Since Barry Goldwater, accepting the Republicans’ 1964 presidential nomination, said “extremism in the defense of liberty is no vice,” Democrats have been decrying Republican “extremism.” Actually, although there is abundant foolishness and unseemliness in American politics, real extremism — measures or movements that menace the Constitution’s architecture of ordered liberty — is rare. This week, however, extremism stained the Senate.
A few weeks ago, my wife and I sat at Century Link Field watching the Seahawks trounce the Chicago Bears in a pre-season contest. Prior to the start of the game, an immense American flag covered the north end of the field as the national anthem was sung. When the soloist reached “the rockets red glare, the bombs bursting in air,” flares shot out of the scoreboard on cue. The effect was impressive. Cheers exploded from the enthusiastic crowd.

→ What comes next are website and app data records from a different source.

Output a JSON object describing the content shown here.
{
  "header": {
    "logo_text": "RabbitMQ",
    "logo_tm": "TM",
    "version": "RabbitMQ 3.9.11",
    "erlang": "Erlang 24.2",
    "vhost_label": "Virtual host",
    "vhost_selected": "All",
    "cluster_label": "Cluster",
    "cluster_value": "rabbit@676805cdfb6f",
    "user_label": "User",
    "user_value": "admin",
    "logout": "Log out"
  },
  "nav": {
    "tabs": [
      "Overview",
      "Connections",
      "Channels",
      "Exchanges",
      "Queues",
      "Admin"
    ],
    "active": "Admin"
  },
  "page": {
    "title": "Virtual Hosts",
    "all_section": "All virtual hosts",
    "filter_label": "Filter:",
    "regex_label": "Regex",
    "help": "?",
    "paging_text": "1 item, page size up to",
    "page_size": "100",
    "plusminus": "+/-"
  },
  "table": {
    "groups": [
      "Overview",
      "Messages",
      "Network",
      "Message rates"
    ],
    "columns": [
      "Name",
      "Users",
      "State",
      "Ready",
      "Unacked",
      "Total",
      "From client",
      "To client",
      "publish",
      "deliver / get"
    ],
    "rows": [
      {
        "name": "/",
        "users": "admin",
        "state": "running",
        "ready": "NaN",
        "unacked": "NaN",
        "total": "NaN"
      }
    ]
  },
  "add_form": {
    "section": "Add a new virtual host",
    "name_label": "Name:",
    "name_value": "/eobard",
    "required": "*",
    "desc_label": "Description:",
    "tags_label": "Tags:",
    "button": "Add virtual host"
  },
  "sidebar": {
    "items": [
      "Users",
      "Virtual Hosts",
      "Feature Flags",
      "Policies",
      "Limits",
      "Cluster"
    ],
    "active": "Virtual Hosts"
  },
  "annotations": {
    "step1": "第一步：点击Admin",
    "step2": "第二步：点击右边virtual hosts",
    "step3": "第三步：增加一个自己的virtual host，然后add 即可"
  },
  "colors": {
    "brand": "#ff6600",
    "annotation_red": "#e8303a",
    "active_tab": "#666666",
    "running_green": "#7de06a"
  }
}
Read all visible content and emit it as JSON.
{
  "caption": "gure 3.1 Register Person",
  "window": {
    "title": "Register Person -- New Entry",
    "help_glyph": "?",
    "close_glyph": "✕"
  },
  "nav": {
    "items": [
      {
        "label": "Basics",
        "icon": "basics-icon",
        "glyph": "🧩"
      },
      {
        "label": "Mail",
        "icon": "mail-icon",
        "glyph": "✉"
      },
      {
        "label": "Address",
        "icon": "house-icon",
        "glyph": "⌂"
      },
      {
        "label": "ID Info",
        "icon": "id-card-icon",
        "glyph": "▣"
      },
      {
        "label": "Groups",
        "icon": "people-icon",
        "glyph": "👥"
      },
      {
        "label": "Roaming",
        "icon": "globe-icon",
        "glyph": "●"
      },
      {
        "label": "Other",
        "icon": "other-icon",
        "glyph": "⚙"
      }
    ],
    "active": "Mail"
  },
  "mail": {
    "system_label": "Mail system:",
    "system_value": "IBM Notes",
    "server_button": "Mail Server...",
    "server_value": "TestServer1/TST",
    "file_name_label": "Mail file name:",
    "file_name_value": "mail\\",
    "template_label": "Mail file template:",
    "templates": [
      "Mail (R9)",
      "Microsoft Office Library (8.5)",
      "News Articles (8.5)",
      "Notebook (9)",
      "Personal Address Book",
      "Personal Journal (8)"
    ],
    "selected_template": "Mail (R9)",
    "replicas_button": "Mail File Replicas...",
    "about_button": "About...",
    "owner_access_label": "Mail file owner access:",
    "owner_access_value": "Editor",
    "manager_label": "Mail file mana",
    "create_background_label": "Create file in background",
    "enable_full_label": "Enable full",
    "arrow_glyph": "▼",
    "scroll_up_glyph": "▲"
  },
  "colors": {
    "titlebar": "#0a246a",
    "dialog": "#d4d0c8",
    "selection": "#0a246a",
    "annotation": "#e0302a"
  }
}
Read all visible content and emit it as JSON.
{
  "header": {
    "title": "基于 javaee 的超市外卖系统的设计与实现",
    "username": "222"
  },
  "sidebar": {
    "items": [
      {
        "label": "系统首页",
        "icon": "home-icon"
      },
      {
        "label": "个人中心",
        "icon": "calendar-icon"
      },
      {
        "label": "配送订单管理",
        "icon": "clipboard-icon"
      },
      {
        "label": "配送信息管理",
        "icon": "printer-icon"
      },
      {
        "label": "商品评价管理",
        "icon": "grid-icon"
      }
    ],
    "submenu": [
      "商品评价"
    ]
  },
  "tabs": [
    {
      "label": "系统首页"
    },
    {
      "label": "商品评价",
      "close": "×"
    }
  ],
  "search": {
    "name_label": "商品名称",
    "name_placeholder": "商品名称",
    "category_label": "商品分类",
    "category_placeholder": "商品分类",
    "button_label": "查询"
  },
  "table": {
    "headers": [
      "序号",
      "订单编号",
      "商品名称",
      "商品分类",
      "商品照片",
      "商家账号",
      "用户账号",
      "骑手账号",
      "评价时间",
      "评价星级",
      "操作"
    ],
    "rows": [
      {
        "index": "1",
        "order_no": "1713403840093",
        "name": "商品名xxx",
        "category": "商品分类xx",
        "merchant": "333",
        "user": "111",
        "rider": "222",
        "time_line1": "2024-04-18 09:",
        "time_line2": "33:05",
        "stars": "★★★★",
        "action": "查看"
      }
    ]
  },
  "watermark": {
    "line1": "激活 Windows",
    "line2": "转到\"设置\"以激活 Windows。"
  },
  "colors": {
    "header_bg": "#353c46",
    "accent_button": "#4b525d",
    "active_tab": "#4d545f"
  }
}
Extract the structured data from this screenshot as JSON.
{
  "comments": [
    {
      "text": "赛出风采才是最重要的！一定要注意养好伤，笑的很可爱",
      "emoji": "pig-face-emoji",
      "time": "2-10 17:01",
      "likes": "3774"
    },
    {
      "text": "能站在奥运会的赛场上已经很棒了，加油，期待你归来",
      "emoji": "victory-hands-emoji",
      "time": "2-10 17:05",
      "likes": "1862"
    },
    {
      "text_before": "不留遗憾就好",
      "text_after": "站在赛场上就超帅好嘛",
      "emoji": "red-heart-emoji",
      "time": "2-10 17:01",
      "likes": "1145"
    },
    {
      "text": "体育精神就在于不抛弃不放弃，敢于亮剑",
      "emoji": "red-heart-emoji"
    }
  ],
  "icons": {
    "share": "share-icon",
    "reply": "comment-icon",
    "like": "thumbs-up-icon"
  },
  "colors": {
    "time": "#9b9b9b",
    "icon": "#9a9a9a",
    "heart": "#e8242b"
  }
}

At his first press briefing after the beheading of American James Foley, President Obama stunned the assembled when he admitted that he had no strategy in Syria for confronting the Islamic State. Yet it was not nearly the most egregious, or consequential, thing he said.
The Islamic State is a nasty problem that can be remedied if its neighbors, assisted by the United States, decide to do so. Vladimir Putin’s fascist revival is a crisis that tests the West’s capacity to decide.
One of my first visits outside the state Capitol as governor was to Crestline Elementary in Vancouver. A fire had recently reduced the school to not much more than a charred pile of rubble. More than 500 students had to go to other schools while Crestline was rebuilt, a significant disruption to the sense of normalcy that so many of us take for granted.
In physics, a unified field theory is an attempt to explain with a single hypothesis the behavior of several fields. Its political corollary is the Cupcake Postulate, which explains everything, from Missouri to Iraq, concerning Americans’ comprehensive withdrawal of confidence from government at all levels and all areas of activity.
How exciting it would be to name the Big Y interchange (the junction of highways 97 and 2, the Peshastin East Interchange) after our Washington Department of Transportation regional administrator of 21 years, Don Senn. What a fitting tribute to a man who was a true public servant.